The problem I see with your theory is that firstly brake fluid has a very low expansion rate due to its molecular makeup and also the reservoir is large enough to cope with any expansion and secondly air bubbles will always get to the top eventually, so the air will always end up in the master.
There arent many places for air to get trapped apart from the cross over tube on a stock system , there are a few nooks in the calipers but nothing that a good ride wouldnt solve .
One thing I dont condone is pressure bleeding and it is bad practice in my industry, this causes a lot of air compression and when released the bubbles tend to divide whilst trying to escape under pressure , its okay to start a bleed, but you must do a proper bleed after to release the remaining bubbles.
This is why I am not particularly keen on vacuum bleeding as the initial rush of fluid breaks up the larger bubbles into froth, I am sure you have seen this when you crack the bleeder under vacuum.
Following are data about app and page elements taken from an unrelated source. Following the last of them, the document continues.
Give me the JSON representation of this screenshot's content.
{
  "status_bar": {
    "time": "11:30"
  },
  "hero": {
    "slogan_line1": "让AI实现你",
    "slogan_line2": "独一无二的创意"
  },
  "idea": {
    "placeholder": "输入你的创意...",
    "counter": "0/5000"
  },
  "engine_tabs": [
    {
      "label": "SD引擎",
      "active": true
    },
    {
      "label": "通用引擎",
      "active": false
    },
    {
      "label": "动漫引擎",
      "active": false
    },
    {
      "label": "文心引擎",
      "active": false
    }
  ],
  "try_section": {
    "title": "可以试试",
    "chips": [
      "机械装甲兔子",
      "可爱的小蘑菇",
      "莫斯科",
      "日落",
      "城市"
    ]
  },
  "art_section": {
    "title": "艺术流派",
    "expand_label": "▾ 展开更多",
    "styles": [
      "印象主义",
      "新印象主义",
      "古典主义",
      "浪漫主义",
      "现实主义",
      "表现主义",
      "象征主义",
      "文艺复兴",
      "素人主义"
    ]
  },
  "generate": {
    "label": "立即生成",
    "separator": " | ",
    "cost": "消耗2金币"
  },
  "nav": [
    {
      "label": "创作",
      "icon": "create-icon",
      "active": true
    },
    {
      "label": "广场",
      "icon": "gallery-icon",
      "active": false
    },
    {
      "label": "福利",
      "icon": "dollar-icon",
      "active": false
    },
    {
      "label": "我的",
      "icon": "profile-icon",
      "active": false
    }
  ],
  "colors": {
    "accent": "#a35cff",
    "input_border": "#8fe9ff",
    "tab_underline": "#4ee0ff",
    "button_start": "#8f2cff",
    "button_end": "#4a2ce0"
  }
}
As for the bite being at different intervals with different thickness pads , I would expect it to be the same initially but different as the pads heated up.
Its a bit of a black art really and there are so many variables to consider, its not very often a true source is found for braking anomolies apart from the obvious mechanical attributes ,it could be line diameter, heat , pad material , master cylinder size and many other things including the cap on the reservoir.